Friday, 15 July 2011

Only Human

Yesterday guidelines were published for doctors and medical students using social media sites such as Facebook and twitter.

Obviously this matters to me as a blogger and a Twitter addict.

At first I thought it was common sense. Don't "friend" patients on Facebook and don't breech patient confidentiality. This is just an extension of normal day to day life. I wouldn't go down to the pub with a patient for a glass of wine and I certainly wouldn't start talking about Mrs Blogg's incontinence while having a coffee with my friends.

While blogging I've always managed to maintain confidentiality. This is because I mostly talk about myself. This is after all MY blog. I've never been one for writing patient life stories out. Even when I do talk about patients I never discuss a specific patient, but make up a patient to illustrate points I want to discuss about a variety of different people. Because of this I've always been pretty confident that I'm an ethical medical blogger... in fact I wouldn't even class myself as a medical blogger really. Just a blogger who happens to be a doctor.

The new guidance has me both worried and annoyed. 

Those of you who follow me on Twitter will know how I have previously felt about "the Twitter police", people who try to reign in everything that's said. I think it stifles creativity and freedom of speech.

The guidance suggests that doctors and med students should not be bringing the profession into disrepute on social media sites. This includes evidence of inebriation as an example. Last time I checked it was legal to have a few drinks and get tipsy. Does this mean when I blog or tweet about having one too many cosmopolitans, or having a stonking hangover I'm a bad doctor? 

Guess what everyone. Doctors are human.

Some drink, some smoke. Deal with it. In fact we even burp, fart and poop. Yes it's true. (In fact if truth be known I can't really burp properly, but I wish I could.)

I think it would do a lot for people writing the guidance to think about the fact that doctors are not some God-like beings. I'm pretty sure most members of the general public would be fine with knowing I have a drink or 4 on weekends when it won't affect my work. Very few would be bothered by the fact I swear when talking to my friends. Nearly all people would understand that I too get frustrated at work and with my colleagues.

In fact who would even believe that doctors weren't all grumpy, alcoholic, miserable gits who do nothing but swear. That's how they're mostly portrayed on TV.

What matters more to people is knowing that I'm well trained, I have a decent support network of more senior doctors to help with my decisions and that I genuinely care for my patients and have their best interests at heart.

BMA stop wasting time with trying to nanny us and make us all "perfect", instead spend your time making sure doctors are given the best tools to do the best for their patients. 

Dr Sunshine xXx   


  1. completely agree.
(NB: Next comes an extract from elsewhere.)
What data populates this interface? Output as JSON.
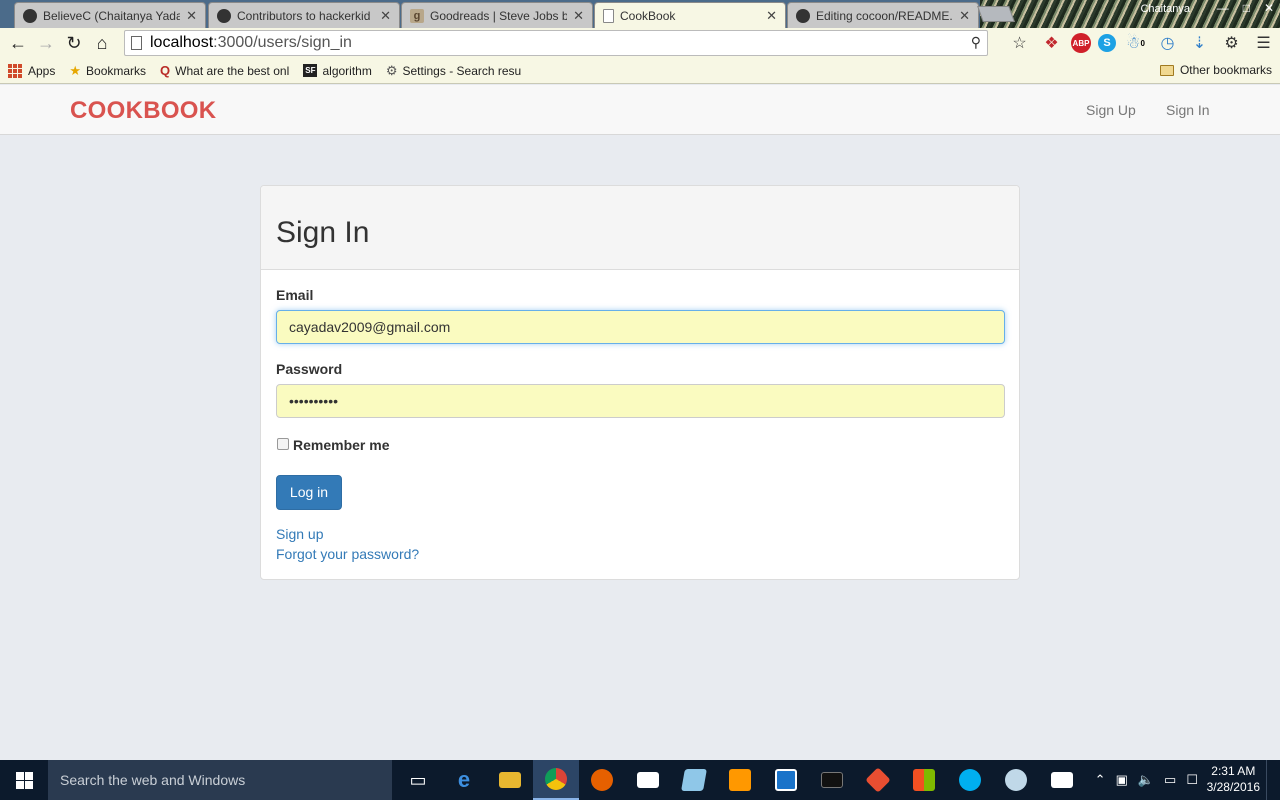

Being a doctor is a profession yes, but still it's practised by normal people! yes we are studious, determined and for the most part passionate about what we're doing. but because of that we need to be able to relax after work, have an outlet for our creativity such as blogging. most of all I think, meidical community should reflect the society it's dealing with. if we behave like gods, people will be less likely to be open and honest with us.

  2. I think you're right when you say the more we act like "Gods" the less people will relate to us, trust us and want to open up to us.

  3. I think you're right when you say the more we act like "Gods" the less people will relate to us, trust us and want to open up to us.

    That comment sounds like it could apply to the BMA.

  4. I've just read this post, and I totally agree. Times and perspectives are changing - it's ok for doctors to be human and have outside lives. The guidelines have worried me a bit though, I wonder if my med school will mention them? Best of luck with induction week too :)

  5. Totally agree, I think those guidelines were just trying to cover the extremes. I'm sure no sane person would object to you letting Twitter know that you've had a few drinks, but posting about being battered the night before work might be an issue. That's common sense obviously, but then again, when did the people who write these guidelines ever assume people had common sense.